Cruise control. It's the best feature in the world on the highway. At least it was until adaptive cruise came along. And sure, it might eventually get replaced by autonomous driving, but until then I'll enjoy keeping my right foot on the floor over long highway drives. This is how it works.

Cruise control, also known as speed control, was actually invented in the 1700s, for use on steam engines. It was seen on cars as far back as the early 1900s. But what we see on modern cars was patented in 1955 by a blind engineer named Ralph Teetor and launched not long after.

Cruise Control Vacuum Control​

The system maintains the speed you tell it to. You can set your speed up, down, or to just about whatever, although many systems won't work at very slow (or really high, allegedly) speeds.

Older systems took the speed reading from a sensor on the drive shaft and used a mechanical system to open and close the throttle.
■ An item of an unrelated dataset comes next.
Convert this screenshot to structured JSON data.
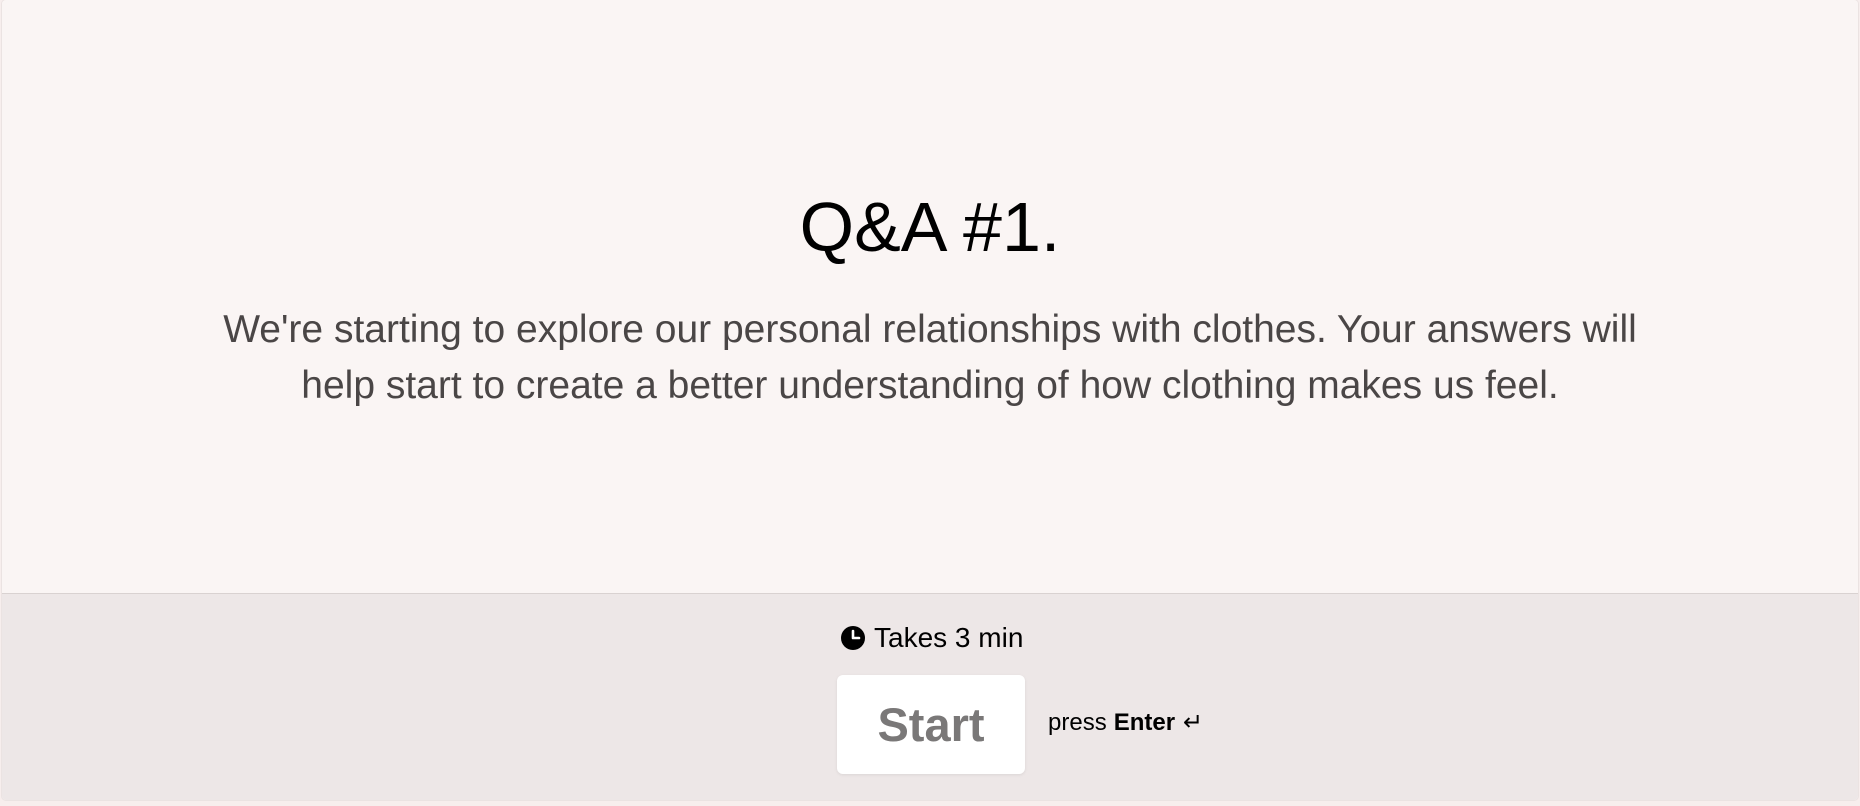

They could tell if you were going faster or slower than your set speed and used a mechanical actuator to open and close the throttle. Instead of using the same cable as the gas pedal, there was often a second cable attached to the throttle plate. It was complex and expensive.

The Pinnacle of Multifunction Switch Design​

Then computers came into play. The first electronic cruise control was invented in 1968. The system got fancy. More accurate too. And it was the start of being able to integrate the cruise with the powertrain computer. Once powertrain computers arrived, at least. That wouldn't happen for a few years.

But they still worked the same way. Computer reads a speed sensor signal, knows if it wants to go slower or faster. Then it uses engine vacuum to control a valve that will pull or push on the cable that controls the throttle. If you look under the hood of a car from the mid-1970s until the early 2000s, you'll see the two cables on the throttle. One for the pedal, one for the cruise actuator. Or, like me, maybe you scared your non-car-savvy friends by pretending to freak out about the pedal moving by itself. Another benefit of the console-free front bench.

The computer calculates not just the difference in speed, but the rate of change. If the speed starts to drop quickly, it knows it needs to mat the gas. But if it changes slowly, it will take a bit longer to accelerate. That's more comfortable on slight rises and safer on sudden hills.

Modern adaptive systems drop the vacuum control for a motor mounted directly to the throttle. It's one of the benefits of throttle by wire that most new cars have.

They also add lots of tech. Most systems use a radar emitter in the grille. Instead of detecting approaching enemy fighters, they detect cars in front of you by bouncing radio waves off of the car in front and measuring how long they take to return. It works up to about 500 feet away, depending on the model. They can tell if the car is in your lane, how far away you are, and how quickly you are closing. Get too close and the car will brake using a module that can control brake force. The car will let you pick a following distance that varies based on actual speed and closing speed. No need to tailgate, after all.

Drive down a hill, and the system will again brake. Some will downshift, using engine braking to slow you instead of the brakes.

So that's how cruise control works. Like most new tech, it's all computers. But before computers, it was still surprisingly effective. Super Cruise adds the ability to steer the car too, but we'll save that for another time.